By Don McClane
Most people tend to avoid criminals. So, why would someone volunteer to minister to the incarcerated?
“I asked myself ‘Why not?’” said Katie Potocnik, a member of St. Patrick Parish, Parsons, who lives in Altamont. “I was looking for a place in church community to serve God, and this was my choice.”
“We have the opportunity to share our devotion with a pious group of gentlemen from a variety of backgrounds who serve the Lord in a challenging environment,” said Mark Mall, a parishioner at St. Patrick, from Parsons.
Potocnik and Mall said the ministry has changed them. Mall said his ministry to the incarcerated has made him a more mature parent.
“When I witness the prayerful posture of the incarcerated, I see how important prayer is in my life and how necessary it is to instruct my children in prayer.”
“Change me?” Potocnik said. “Oh, what graces I have received!”
Has their ministry changed the inmates?
“I can only pray this is true,” said Potocnik. “They are all very appreciative for visits.”

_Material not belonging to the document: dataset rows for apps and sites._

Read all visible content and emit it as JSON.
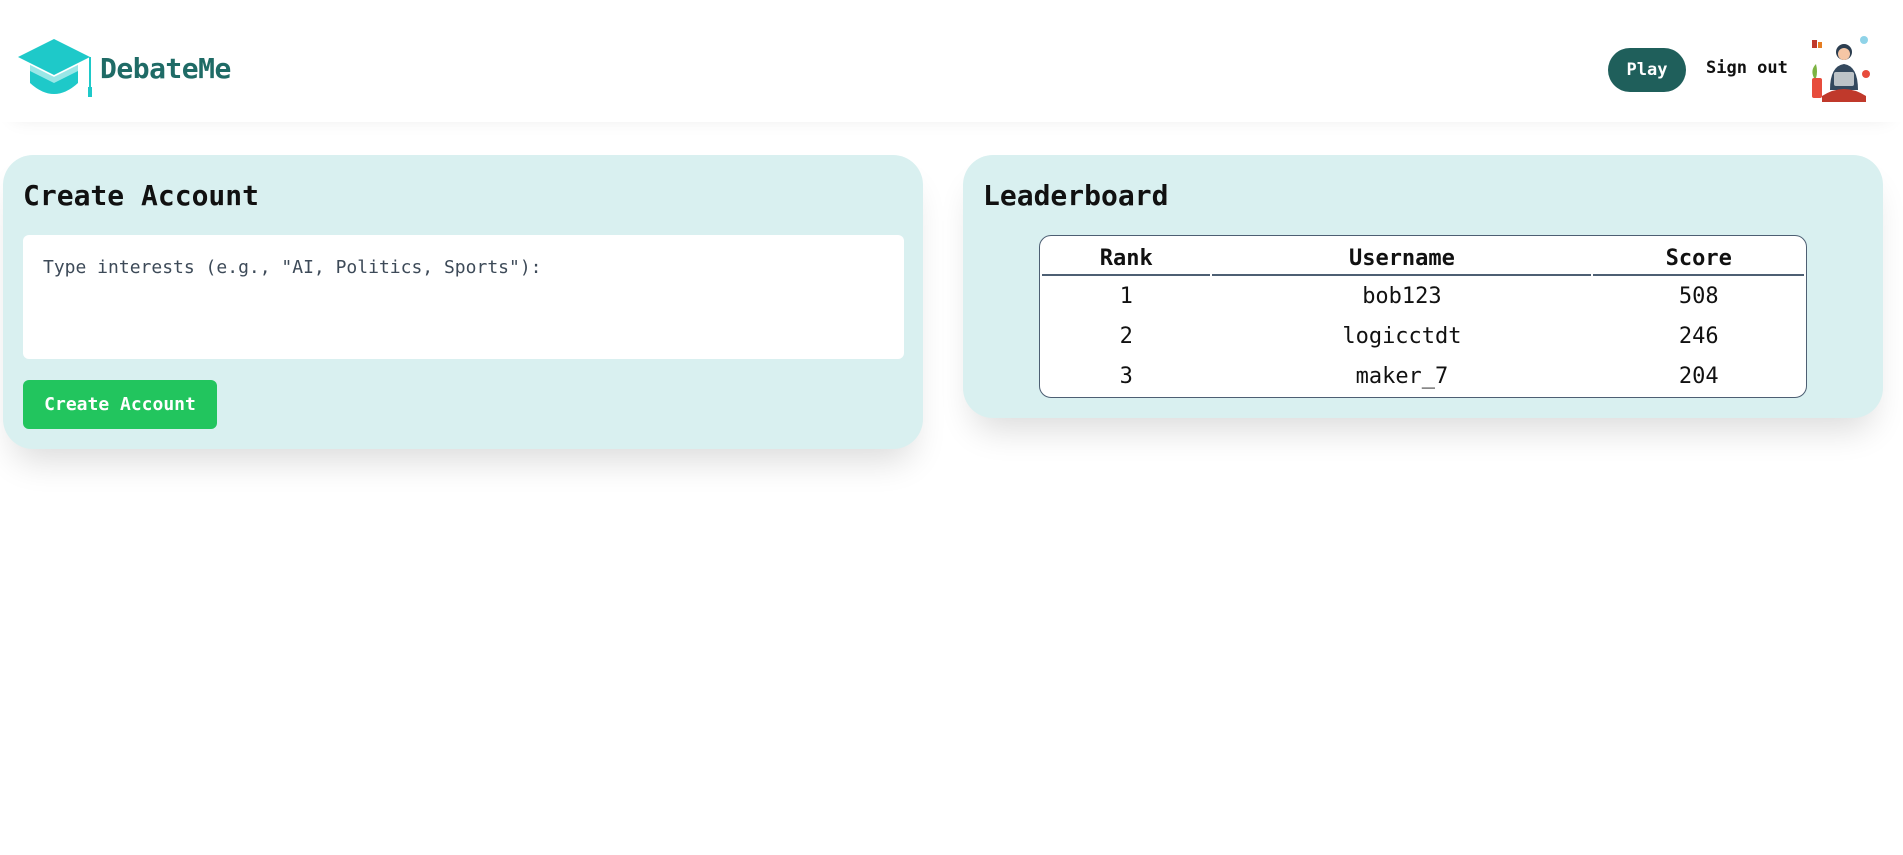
{
  "header": {
    "brand_name": "DebateMe",
    "logo_icon": "graduation-cap-icon",
    "play_label": "Play",
    "signout_label": "Sign out",
    "avatar_icon": "user-avatar-illustration"
  },
  "create_account": {
    "title": "Create Account",
    "interests_placeholder": "Type interests (e.g., \"AI, Politics, Sports\"):",
    "interests_value": "",
    "button_label": "Create Account"
  },
  "leaderboard": {
    "title": "Leaderboard",
    "columns": [
      "Rank",
      "Username",
      "Score"
    ],
    "rows": [
      [
        "1",
        "bob123",
        "508"
      ],
      [
        "2",
        "logicctdt",
        "246"
      ],
      [
        "3",
        "maker_7",
        "204"
      ]
    ]
  },
  "colors": {
    "brand_teal": "#1f6b66",
    "play_button": "#1f5f5b",
    "card_background": "#d9f0f0",
    "create_button": "#22c55e",
    "logo_cap": "#1ec9c9"
  }
}
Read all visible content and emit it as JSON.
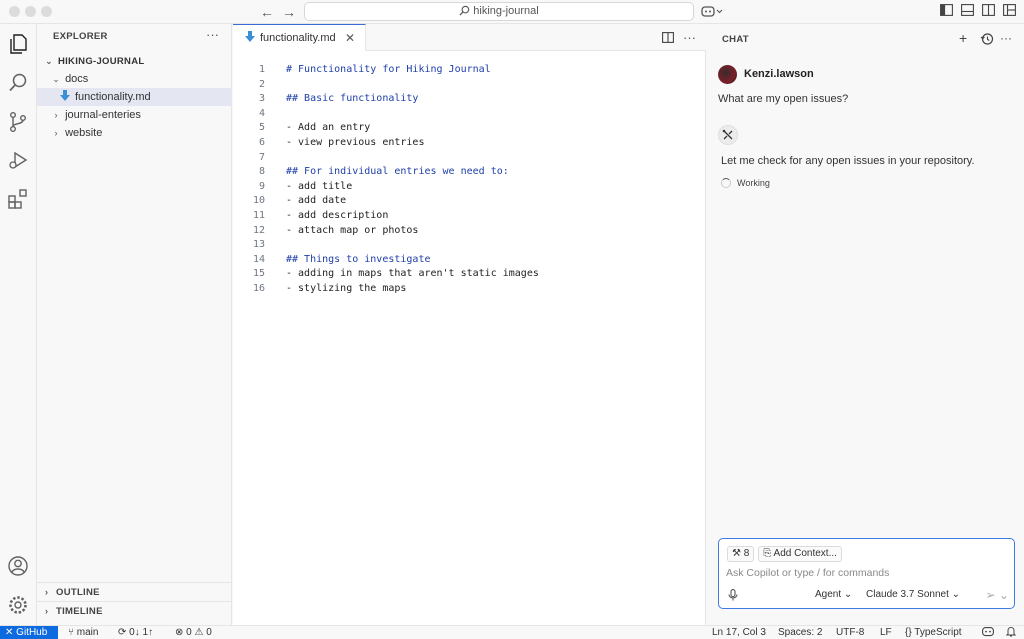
{
  "titlebar": {
    "search_text": "hiking-journal"
  },
  "sidebar": {
    "header": "EXPLORER",
    "more": "···",
    "root": "HIKING-JOURNAL",
    "tree": [
      {
        "label": "docs",
        "expanded": true
      },
      {
        "label": "functionality.md"
      },
      {
        "label": "journal-enteries",
        "expanded": false
      },
      {
        "label": "website",
        "expanded": false
      }
    ],
    "outline": "OUTLINE",
    "timeline": "TIMELINE"
  },
  "editor": {
    "tab_label": "functionality.md",
    "tab_close": "✕",
    "lines": [
      {
        "n": "1",
        "text": "# Functionality for Hiking Journal",
        "hdr": true
      },
      {
        "n": "2",
        "text": ""
      },
      {
        "n": "3",
        "text": "## Basic functionality",
        "hdr": true
      },
      {
        "n": "4",
        "text": ""
      },
      {
        "n": "5",
        "text": "- Add an entry"
      },
      {
        "n": "6",
        "text": "- view previous entries"
      },
      {
        "n": "7",
        "text": ""
      },
      {
        "n": "8",
        "text": "## For individual entries we need to:",
        "hdr": true
      },
      {
        "n": "9",
        "text": "- add title"
      },
      {
        "n": "10",
        "text": "- add date"
      },
      {
        "n": "11",
        "text": "- add description"
      },
      {
        "n": "12",
        "text": "- attach map or photos"
      },
      {
        "n": "13",
        "text": ""
      },
      {
        "n": "14",
        "text": "## Things to investigate",
        "hdr": true
      },
      {
        "n": "15",
        "text": "- adding in maps that aren't static images"
      },
      {
        "n": "16",
        "text": "- stylizing the maps"
      }
    ]
  },
  "chat": {
    "title": "CHAT",
    "user_name": "Kenzi.lawson",
    "user_message": "What are my open issues?",
    "bot_message": "Let me check for any open issues in your repository.",
    "status": "Working",
    "tools_count": "8",
    "add_context": "Add Context...",
    "placeholder": "Ask Copilot or type / for commands",
    "mode": "Agent",
    "model": "Claude 3.7 Sonnet"
  },
  "statusbar": {
    "remote": "GitHub",
    "branch": "main",
    "sync": "0↓ 1↑",
    "problems": "0",
    "warnings": "0",
    "position": "Ln 17, Col 3",
    "spaces": "Spaces: 2",
    "encoding": "UTF-8",
    "eol": "LF",
    "language": "TypeScript"
  },
  "colors": {
    "accent": "#0d6adf",
    "header_text": "#1f3fa8",
    "markdown_icon": "#3b8fd6"
  }
}
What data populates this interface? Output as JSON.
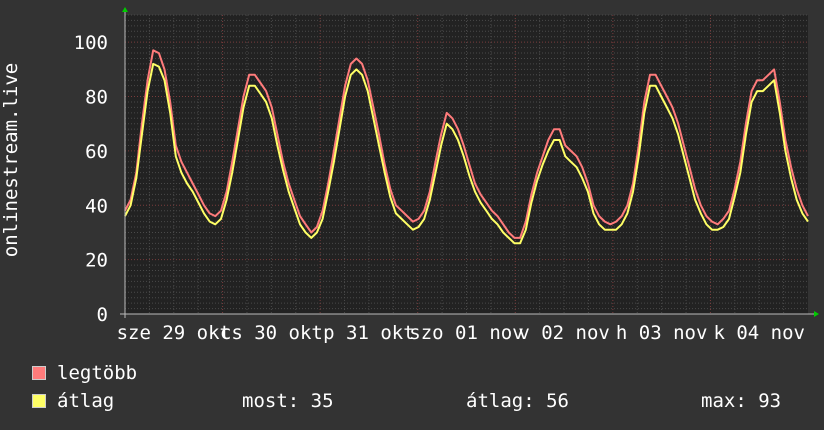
{
  "chart_data": {
    "type": "line",
    "ylabel": "onlinestream.live",
    "ylim": [
      0,
      110
    ],
    "y_ticks": [
      "0",
      "20",
      "40",
      "60",
      "80",
      "100"
    ],
    "x_tick_labels": [
      "sze 29 okt",
      "cs 30 okt",
      "p 31 okt",
      "szo 01 nov",
      "v 02 nov",
      "h 03 nov",
      "k 04 nov"
    ],
    "grid": true,
    "colors": {
      "background": "#333333",
      "plot_bg": "#222222",
      "major_grid": "#7a3c3c",
      "minor_grid": "#4a4a4a",
      "axis": "#bbbbbb",
      "arrow": "#00cc00",
      "max_line": "#ff7b7b",
      "avg_line": "#ffff66"
    },
    "series": [
      {
        "name": "legtöbb",
        "color": "#ff7b7b",
        "values": [
          38,
          42,
          52,
          70,
          86,
          97,
          96,
          90,
          78,
          62,
          56,
          52,
          48,
          44,
          40,
          37,
          36,
          38,
          45,
          56,
          68,
          80,
          88,
          88,
          85,
          82,
          76,
          66,
          56,
          48,
          42,
          36,
          33,
          30,
          32,
          38,
          48,
          60,
          72,
          84,
          92,
          94,
          92,
          86,
          76,
          66,
          55,
          46,
          40,
          38,
          36,
          34,
          35,
          38,
          45,
          56,
          66,
          74,
          72,
          68,
          62,
          55,
          48,
          44,
          41,
          38,
          36,
          33,
          30,
          28,
          28,
          34,
          44,
          52,
          58,
          64,
          68,
          68,
          62,
          60,
          58,
          54,
          48,
          40,
          36,
          34,
          33,
          34,
          36,
          40,
          48,
          62,
          78,
          88,
          88,
          84,
          80,
          76,
          70,
          62,
          54,
          46,
          40,
          36,
          34,
          33,
          35,
          38,
          46,
          56,
          70,
          82,
          86,
          86,
          88,
          90,
          78,
          64,
          54,
          46,
          40,
          36
        ]
      },
      {
        "name": "átlag",
        "color": "#ffff66",
        "values": [
          36,
          40,
          50,
          66,
          82,
          92,
          91,
          86,
          74,
          58,
          52,
          48,
          45,
          41,
          37,
          34,
          33,
          35,
          42,
          52,
          64,
          76,
          84,
          84,
          81,
          78,
          72,
          62,
          53,
          45,
          39,
          33,
          30,
          28,
          30,
          35,
          45,
          56,
          68,
          80,
          88,
          90,
          88,
          82,
          72,
          62,
          52,
          43,
          37,
          35,
          33,
          31,
          32,
          35,
          42,
          52,
          62,
          70,
          68,
          64,
          58,
          51,
          45,
          41,
          38,
          35,
          33,
          30,
          28,
          26,
          26,
          31,
          41,
          49,
          55,
          60,
          64,
          64,
          58,
          56,
          54,
          50,
          45,
          37,
          33,
          31,
          31,
          31,
          33,
          37,
          45,
          58,
          74,
          84,
          84,
          80,
          76,
          72,
          66,
          58,
          50,
          42,
          37,
          33,
          31,
          31,
          32,
          35,
          43,
          52,
          66,
          78,
          82,
          82,
          84,
          86,
          74,
          60,
          50,
          42,
          37,
          34
        ]
      }
    ]
  },
  "legend": {
    "max_label": "legtöbb",
    "avg_label": "átlag",
    "now_text": "most: 35",
    "avg_text": "átlag: 56",
    "max_text": "max: 93"
  }
}
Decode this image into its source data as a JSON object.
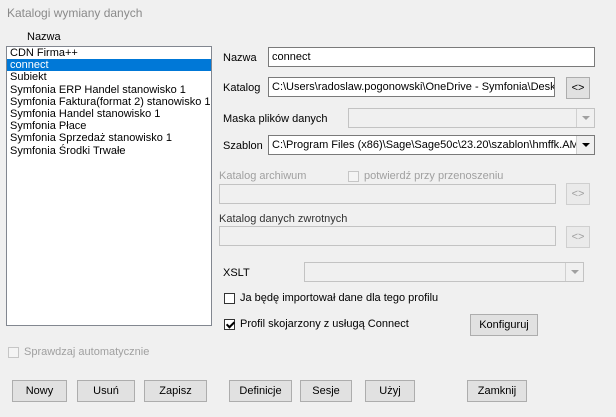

“I’m under the impression that our ministry to them upholds their dignity, hope, and fraternity,” Mall said.
“Don’t be afraid!” if you are considering ministry to the incarcerated, Potocnik said. If you are unable to volunteer yourself, pray for the incarcerated and for more volunteers.
“These men are a great group and it’s a privilege to serve them,”Mall said.
“I am an old retired nurse,” said Potocnik. “I am not a preacher, nor do I know scripture inside and out, but so much compassion and caring is in my heart that I must share what He has given me.
“A good sense of humor can’t hurt either,” Mall said.